As sports clubs sign on to the Pride in Sport Index, codes may have more powers to clamp down on discrimination, writes Tim Fuller.
In a pioneering development for human rights in sport, major Australian sporting codes including the AFL, NRL, FFA and ARU have signed up to the Pride in Sport Index (The Index).
The Index aims to provide a framework for sporting organisations to evaluate their LGBTIQ policies and procedures. This will include a process where the Index will evaluate and grade sporting organisations on the form and nature of support that they provide to their LGBTIQ members. Among other things, this will include the extent of community involvement and outreach, training and development for employees and sporting code policies and regulations.
Participation in sport provides numerous benefits to both society and the individual. In an increasingly diverse society, people should enjoy an environment where they are able to participate in sport free from discrimination and the fear of exclusion. Unfortunately, the environment in Australia has not always been conducive to an arena free from discriminatory practice.

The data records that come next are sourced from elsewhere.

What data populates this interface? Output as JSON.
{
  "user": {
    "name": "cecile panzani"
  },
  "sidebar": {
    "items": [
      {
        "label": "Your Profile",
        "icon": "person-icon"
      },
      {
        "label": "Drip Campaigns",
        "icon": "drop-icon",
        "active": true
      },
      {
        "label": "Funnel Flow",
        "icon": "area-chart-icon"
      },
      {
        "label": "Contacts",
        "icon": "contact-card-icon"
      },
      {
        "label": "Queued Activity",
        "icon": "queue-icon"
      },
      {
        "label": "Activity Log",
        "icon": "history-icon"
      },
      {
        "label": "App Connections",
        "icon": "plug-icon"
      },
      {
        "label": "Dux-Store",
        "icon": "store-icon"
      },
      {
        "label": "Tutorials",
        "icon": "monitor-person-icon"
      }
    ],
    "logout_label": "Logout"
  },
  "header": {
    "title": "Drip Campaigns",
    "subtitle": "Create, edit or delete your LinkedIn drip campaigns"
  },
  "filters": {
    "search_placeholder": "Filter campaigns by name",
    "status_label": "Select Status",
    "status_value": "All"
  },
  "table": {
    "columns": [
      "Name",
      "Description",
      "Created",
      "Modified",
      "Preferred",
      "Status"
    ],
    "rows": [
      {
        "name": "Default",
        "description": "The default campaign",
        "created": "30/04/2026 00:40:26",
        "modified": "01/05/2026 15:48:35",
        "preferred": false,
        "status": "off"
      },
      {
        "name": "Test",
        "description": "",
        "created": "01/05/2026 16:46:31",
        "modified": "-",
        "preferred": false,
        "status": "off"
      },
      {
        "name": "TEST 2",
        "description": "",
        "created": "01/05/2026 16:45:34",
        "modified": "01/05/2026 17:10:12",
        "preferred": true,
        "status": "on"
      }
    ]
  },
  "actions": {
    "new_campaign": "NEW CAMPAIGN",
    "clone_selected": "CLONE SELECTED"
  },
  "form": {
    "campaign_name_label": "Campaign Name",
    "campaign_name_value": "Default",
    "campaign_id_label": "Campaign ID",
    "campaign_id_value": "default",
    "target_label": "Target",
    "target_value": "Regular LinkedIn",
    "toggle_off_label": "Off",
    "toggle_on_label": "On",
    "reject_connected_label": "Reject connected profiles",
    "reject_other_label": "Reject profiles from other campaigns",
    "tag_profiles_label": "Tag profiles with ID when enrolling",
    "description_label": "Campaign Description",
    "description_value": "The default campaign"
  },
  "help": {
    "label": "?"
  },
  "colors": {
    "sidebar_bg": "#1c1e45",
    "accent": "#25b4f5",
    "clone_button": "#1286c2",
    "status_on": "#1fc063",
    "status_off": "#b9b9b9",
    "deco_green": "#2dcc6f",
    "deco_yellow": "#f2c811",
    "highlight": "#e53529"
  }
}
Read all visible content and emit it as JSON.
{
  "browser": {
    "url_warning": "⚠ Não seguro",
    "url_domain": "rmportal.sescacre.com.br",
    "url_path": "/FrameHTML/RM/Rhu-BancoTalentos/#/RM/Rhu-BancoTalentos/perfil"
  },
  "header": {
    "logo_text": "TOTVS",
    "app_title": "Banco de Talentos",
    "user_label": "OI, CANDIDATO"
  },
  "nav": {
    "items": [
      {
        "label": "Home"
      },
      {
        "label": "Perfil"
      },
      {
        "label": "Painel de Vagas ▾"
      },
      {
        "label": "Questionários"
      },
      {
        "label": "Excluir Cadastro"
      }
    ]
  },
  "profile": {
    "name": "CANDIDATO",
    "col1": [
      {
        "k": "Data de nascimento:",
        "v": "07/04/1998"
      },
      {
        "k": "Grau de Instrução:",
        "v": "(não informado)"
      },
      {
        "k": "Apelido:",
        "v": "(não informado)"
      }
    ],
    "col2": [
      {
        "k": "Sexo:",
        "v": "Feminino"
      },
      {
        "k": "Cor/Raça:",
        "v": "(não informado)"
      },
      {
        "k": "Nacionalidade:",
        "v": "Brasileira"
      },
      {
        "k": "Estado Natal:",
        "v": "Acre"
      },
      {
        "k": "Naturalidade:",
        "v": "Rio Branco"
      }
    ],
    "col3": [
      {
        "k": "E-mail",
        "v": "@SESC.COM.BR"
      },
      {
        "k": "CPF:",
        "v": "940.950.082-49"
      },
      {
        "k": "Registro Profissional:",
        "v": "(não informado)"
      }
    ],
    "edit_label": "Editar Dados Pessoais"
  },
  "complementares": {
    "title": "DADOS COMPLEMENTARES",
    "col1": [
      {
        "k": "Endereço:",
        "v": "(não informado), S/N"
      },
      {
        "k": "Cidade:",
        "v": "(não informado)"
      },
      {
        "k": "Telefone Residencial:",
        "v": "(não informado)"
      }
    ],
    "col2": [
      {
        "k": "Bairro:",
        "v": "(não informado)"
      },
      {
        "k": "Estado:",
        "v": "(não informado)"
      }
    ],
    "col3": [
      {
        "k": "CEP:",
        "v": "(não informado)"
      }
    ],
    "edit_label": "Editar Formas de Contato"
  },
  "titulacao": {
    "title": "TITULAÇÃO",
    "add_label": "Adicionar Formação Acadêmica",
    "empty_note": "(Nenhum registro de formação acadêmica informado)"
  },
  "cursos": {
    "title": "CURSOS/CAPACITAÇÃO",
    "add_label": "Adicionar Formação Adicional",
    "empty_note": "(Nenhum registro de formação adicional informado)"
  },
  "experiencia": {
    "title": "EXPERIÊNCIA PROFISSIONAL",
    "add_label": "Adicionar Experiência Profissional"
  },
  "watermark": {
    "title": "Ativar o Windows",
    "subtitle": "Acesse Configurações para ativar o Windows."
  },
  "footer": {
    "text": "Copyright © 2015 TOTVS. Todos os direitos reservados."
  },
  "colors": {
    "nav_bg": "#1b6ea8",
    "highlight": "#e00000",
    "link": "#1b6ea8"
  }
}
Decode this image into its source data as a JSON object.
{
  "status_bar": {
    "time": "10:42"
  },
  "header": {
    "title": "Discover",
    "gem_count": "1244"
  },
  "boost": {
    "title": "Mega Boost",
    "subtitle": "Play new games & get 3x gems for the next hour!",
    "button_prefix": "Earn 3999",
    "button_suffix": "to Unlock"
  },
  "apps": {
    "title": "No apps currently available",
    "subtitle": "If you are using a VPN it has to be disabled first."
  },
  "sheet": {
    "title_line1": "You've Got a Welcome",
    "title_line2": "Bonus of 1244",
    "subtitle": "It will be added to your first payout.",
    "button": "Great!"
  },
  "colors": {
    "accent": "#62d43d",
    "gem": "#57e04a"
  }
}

Discrimination in the areas of race, gender, age and disability has occurred on a frequent basis in Australian sport. Anti-discrimination laws and their application to sport have played a significant part in ensuring that certain traditional practices in sport are on occasion deemed to be unlawful.
‘Sledging’ in sport is one such traditional practice and can be effective gamesmanship, but plenty of sledges have fallen into the potentially unlawful category.
Wallabies and Brumbies flanker David Pocock last year called out Waratahs player Jacques Potgieter for allegedly calling other Brumbies players “faggots”. Swimmer Steph Rice famously had a sponsorship deal with Jaguar Australia terminated after tweeting “suck on that faggots” following a Wallabies victory over South Africa.
Currently, the major sports use provisions within their sporting contracts to sanction participants in their respective codes for discriminatory conduct. Fines, suspensions and, less frequently, termination have previously been used to address this type of conduct.
The Index may result in significant changes to sporting contracts and the regulatory framework within which they operate to meet the anticipated outcomes. For example, Potgieter was required to undergo an educational course about why such language is unacceptable. Such courses are likely to become a mandatory requirement under contract for athletes, coaches, administrators and others.
Discriminatory practice in sport is not a recent phenomenon. It was only after the Sydney Olympics that the International Olympic Committee (IOC) abandoned their testing procedure to confirm the sex of competitors in female-only events. The testing procedure evolved from a ‘nude parade’ through to chromosomal testing and analysis. In more recent times, transgendered athletes are allowed to compete in accordance with their reassigned gender after meeting certain criteria.
Sports professionals are acutely aware of the requirement to promote a safe environment for all participants. Use of correct playing equipment, safe venues and playing surfaces and effective rules are some of the fundamentals of sport today. The Index adds a further dimension to sporting participant welfare and is likely to have significant potential legal ramifications as the quest for fairness, equality and tolerance in sport increases in scope.
Tim Fuller is a sports lawyer at Mills Oakley Lawyers